+++ MATERIAL FOR THIS TASK
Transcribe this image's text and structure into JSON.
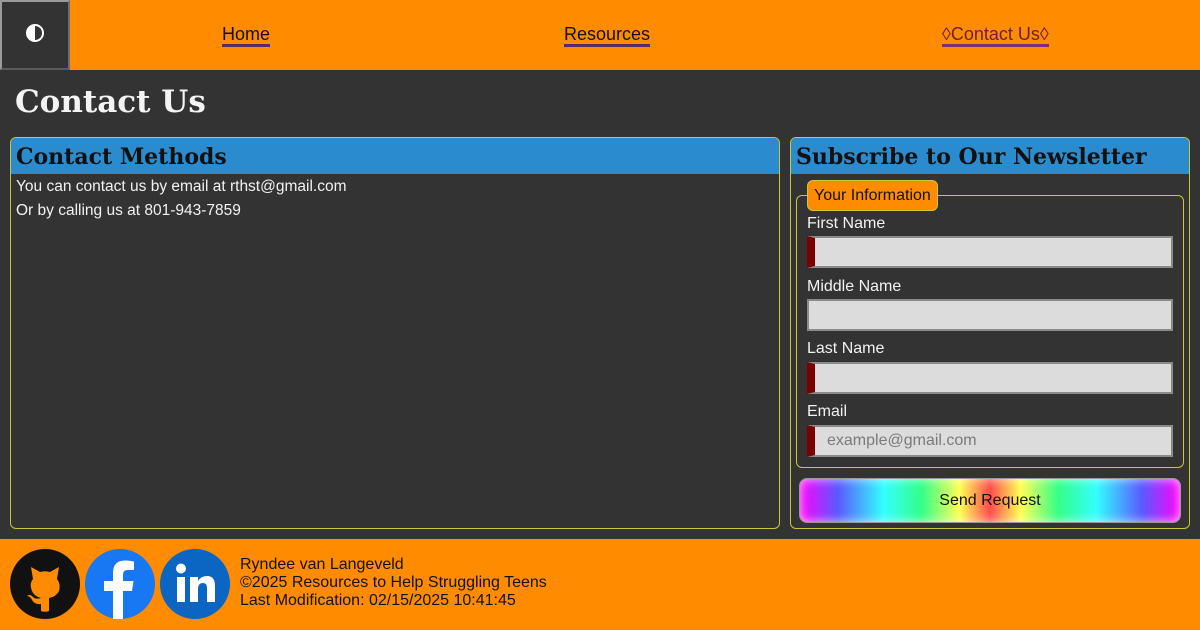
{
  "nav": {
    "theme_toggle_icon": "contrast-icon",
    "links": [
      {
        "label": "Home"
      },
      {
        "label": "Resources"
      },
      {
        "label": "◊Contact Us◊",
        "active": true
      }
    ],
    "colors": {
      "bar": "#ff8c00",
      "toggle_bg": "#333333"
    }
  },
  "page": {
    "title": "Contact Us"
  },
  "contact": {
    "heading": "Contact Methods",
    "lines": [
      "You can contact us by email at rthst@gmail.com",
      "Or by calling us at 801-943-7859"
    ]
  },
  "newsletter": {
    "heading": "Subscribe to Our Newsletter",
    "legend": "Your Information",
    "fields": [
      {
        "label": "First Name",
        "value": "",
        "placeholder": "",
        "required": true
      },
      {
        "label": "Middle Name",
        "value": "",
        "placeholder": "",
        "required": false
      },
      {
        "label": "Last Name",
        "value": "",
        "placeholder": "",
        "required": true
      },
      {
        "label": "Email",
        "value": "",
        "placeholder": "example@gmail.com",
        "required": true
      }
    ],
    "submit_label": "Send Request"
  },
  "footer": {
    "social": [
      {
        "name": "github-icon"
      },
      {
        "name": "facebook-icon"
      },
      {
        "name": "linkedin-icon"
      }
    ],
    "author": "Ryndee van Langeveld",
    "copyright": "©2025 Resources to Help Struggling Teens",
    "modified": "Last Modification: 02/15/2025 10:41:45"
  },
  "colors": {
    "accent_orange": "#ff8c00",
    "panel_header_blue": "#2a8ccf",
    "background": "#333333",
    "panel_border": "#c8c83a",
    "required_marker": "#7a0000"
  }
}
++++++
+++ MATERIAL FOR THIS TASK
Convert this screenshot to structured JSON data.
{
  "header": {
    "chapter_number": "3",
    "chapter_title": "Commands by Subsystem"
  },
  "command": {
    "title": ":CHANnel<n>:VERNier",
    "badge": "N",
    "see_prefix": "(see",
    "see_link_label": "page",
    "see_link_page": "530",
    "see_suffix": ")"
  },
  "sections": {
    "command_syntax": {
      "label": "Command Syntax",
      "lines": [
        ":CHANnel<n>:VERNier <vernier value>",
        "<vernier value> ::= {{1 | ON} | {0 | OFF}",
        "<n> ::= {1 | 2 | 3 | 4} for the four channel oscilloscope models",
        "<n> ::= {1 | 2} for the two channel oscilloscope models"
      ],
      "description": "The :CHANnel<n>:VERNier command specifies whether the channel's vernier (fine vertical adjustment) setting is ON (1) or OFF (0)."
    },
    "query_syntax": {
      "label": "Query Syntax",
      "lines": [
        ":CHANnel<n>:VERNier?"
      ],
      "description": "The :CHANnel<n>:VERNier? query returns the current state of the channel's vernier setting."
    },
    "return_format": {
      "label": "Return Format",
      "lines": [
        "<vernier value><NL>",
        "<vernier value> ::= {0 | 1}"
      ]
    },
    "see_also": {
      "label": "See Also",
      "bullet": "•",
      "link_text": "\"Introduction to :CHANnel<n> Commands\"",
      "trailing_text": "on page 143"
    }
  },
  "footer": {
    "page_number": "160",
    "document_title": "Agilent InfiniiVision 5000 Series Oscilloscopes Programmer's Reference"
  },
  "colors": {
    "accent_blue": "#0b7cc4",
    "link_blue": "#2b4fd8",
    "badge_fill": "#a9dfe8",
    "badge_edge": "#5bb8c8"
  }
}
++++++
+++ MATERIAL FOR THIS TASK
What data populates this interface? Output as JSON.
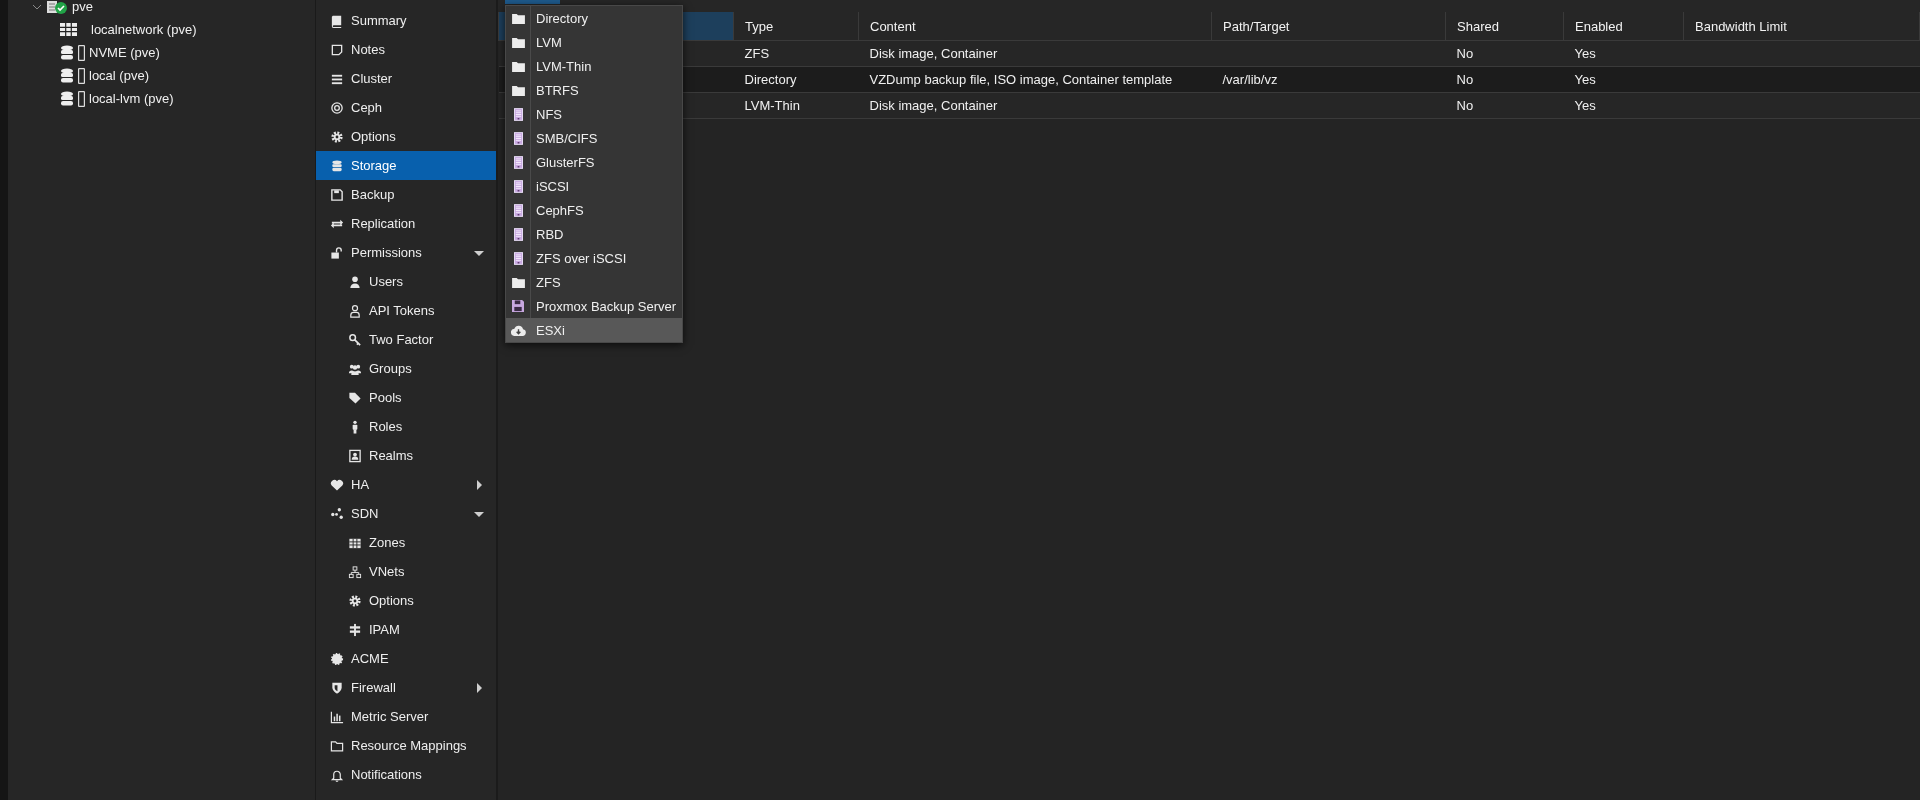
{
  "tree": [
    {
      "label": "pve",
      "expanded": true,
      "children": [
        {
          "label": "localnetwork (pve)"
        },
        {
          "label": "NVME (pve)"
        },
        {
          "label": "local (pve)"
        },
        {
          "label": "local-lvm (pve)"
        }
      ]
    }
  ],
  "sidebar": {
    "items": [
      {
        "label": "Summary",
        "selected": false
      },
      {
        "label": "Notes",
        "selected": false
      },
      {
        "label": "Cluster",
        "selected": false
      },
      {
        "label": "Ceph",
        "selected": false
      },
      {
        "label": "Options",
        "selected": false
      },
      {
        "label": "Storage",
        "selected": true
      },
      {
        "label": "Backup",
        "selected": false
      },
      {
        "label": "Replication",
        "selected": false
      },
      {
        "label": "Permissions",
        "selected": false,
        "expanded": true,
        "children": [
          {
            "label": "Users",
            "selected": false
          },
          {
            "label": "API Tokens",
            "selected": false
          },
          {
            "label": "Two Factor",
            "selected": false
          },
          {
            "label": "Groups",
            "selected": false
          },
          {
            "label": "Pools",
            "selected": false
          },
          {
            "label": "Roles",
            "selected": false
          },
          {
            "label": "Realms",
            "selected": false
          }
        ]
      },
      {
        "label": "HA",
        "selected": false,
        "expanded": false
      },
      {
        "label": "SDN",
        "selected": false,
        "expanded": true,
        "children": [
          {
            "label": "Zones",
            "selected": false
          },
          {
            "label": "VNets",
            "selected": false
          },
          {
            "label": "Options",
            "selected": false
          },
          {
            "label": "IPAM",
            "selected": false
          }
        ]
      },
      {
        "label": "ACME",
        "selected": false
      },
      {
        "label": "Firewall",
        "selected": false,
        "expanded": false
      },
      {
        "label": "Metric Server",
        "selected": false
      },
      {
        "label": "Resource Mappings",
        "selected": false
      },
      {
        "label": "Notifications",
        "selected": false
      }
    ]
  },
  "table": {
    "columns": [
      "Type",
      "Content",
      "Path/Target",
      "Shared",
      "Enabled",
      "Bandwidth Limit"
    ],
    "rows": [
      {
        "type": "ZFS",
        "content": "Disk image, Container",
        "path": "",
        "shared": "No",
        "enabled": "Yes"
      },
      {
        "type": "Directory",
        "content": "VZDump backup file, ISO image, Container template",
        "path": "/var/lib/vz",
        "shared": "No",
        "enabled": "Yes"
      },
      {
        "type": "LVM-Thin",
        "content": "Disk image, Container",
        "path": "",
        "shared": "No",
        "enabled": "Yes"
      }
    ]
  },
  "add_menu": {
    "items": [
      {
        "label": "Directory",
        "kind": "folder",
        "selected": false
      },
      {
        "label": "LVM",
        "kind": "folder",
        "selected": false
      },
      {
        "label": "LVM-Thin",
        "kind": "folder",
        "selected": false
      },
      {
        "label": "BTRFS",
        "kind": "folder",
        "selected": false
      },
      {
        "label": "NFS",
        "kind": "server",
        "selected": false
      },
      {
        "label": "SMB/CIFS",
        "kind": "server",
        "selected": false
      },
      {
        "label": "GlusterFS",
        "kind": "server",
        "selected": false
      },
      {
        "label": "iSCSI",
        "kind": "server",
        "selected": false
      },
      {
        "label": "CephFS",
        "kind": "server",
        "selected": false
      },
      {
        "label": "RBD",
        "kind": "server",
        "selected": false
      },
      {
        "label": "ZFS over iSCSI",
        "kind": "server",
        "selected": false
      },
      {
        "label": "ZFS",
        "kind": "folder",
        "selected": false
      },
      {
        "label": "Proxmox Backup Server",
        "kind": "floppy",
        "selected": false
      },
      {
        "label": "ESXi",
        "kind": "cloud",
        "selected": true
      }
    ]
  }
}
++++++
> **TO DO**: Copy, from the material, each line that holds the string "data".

> **RESPONSE**:
Convert this screenshot to structured JSON data.
What data populates this interface? Output as JSON.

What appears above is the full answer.